John Motson believes lure of overseas riches will see clubs like Manchester United play Premier League games abroad

18 Aug

John Motson has conceded the Premier League could emulate LaLiga by playing a selection of games abroad because of the lure of the huge riches.

It was announced on Friday that LaLiga officials have entered a 15-year deal with American company Relevant to bring soccer to North America.

A billboard in New York City shows former Spurs hero Gareth Bale

As a result, an official LaLiga game could be played on US shores as soon as this season.

For fans of the English game, it invokes memories of the infamous ‘39th game’ proposed by Richard Scudamore during his tenure as Premier League chief.

And while it may not happen soon, Motson believes it is a very real possibility in the future.

He told MatchDay Live on talkSPORT: “If Manchester United were to play, say Tottenham, and decided to play the home game in China and the away game in the United States and those games counted as part of the league programme – well I can just about envisage that.

Manchester United faced Real Madrid at the Hard Rock Stadium in Miami in pre-season

“I don’t necessarily think it’s going to happen, I don’t think it’s going to happen in the next couple of seasons maybe, but that’s the kind of reach we’re talking about.

“What you have to remember; most of the Premier League television money is coming from overseas and most of the clubs (the big clubs this is) their commercial income; shirt sales and all that sort of stuff is growing day-by-day in the 200 territories that the Premier League now covers.

“So it would be a PR exercise and a money-making exercise commercially, rather than just necessarily drag all our fans over there.

“But all I’m saying to you today is the LaLiga decision, which sounds to me to be pretty definite, I think it has re-opened the debate.”

Former Premier League referee slams Mike Riley and the standard of Premier League referees after Bobby Madley’s shock departure

17 Aug

Keith Hackett has slammed referee’s chief Mike Riley and blamed him for the departures of several leading English referees.

The former Professional Game Match Officials Limited (PGMOL) managing director was speaking in the wake of the departure of Bobby Madley and questioned Riley’s role.

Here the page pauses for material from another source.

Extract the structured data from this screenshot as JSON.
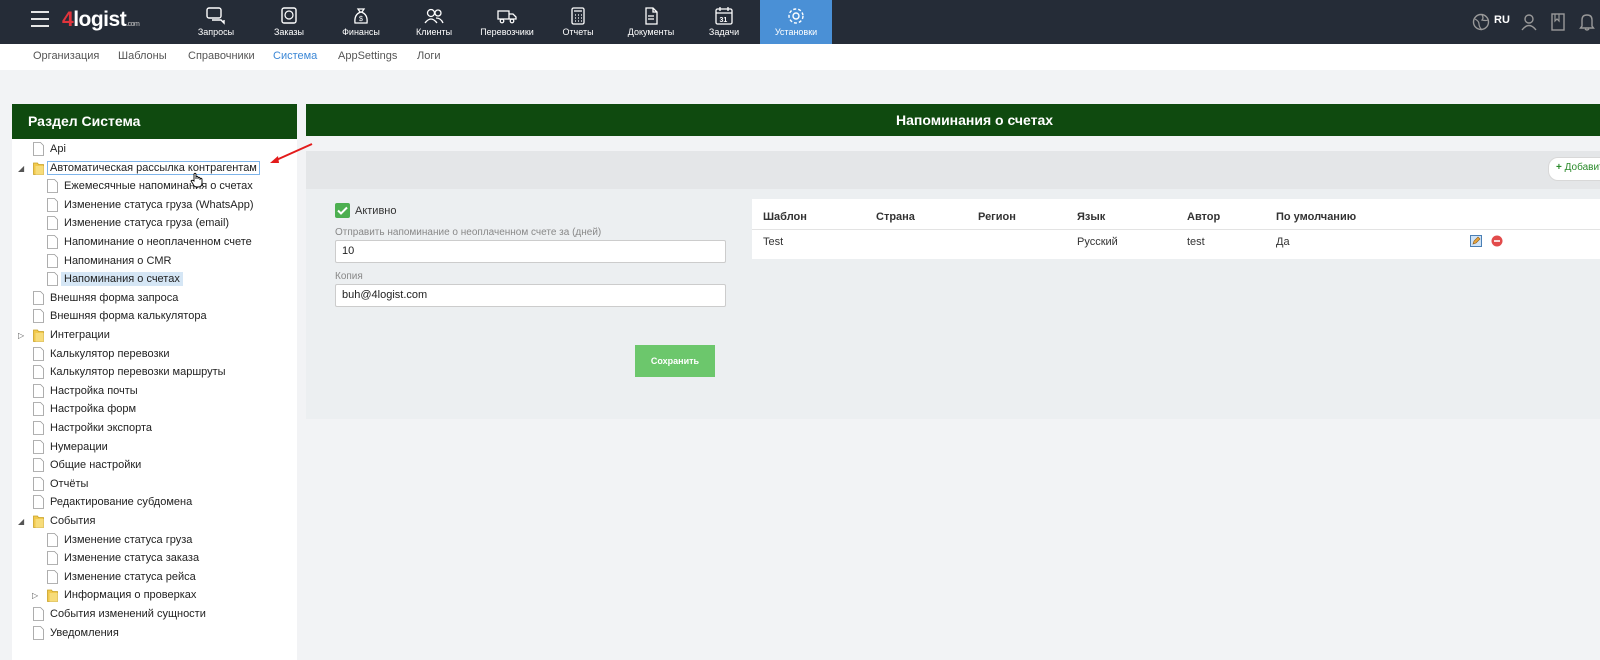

Madley decided to quit aged just 32

The PGMOL is responsible for overseeing all Premier League matches, with Riley operating as Hackett’s successor.

The body announced the departure of Madley on Thursday evening, despite the 32-year-old recently being promoted to the list of FIFA officials.

Hackett told Press Association Sport: “It’s on him (Riley). And I’ve got to ask why did (Mark) Clattenburg leave? Why did (Howard) Webb leave? Why did Mark Halsey leave? All early.”

The PGMOL on Thursday said Madley had “decided to relocate due to a change in his personal circumstances”.

Former referee Mike Riley is now the managing director of PGMOL

Hackett expressed disappointment at Madley’s move and suggested PGMOL, now with 17 top-tier match officials, could be forced to look abroad for referees of the desired standard.

Hackett added: “A few years ago I looked very carefully, when I was the boss of PGMOL, to bring in some overseas referees. I think he (Riley) is going to have to do that.

“If any referee sustains a long-term injury, then they’re down to the bare bones.

“Do we question the ability of bringing in foreign players? What is different to refereeing?

“Exchange programmes exist. I’m thinking for a short-term plan, in the event someone gets injured, rather than exposing our young referees coming into the system.”

It is understood utilising foreign officials is not something being considered by PGMOL. There is a secondary group of referees who could be called upon if required.

Hackett says it takes two to three years for referees to be established and believes Riley is stifling the progress of officials.

Keith Hackett sends off Tony Gale in an FA Cup semi-final tie against Nottingham Forest

He also questioned Premier League clubs’ decision not to use VAR this season.

Hackett said: “I think there is a block in the system that prevents the referees getting appointed out of the Football League and into the Premier League. And that’s down to the management of the PGMOL.”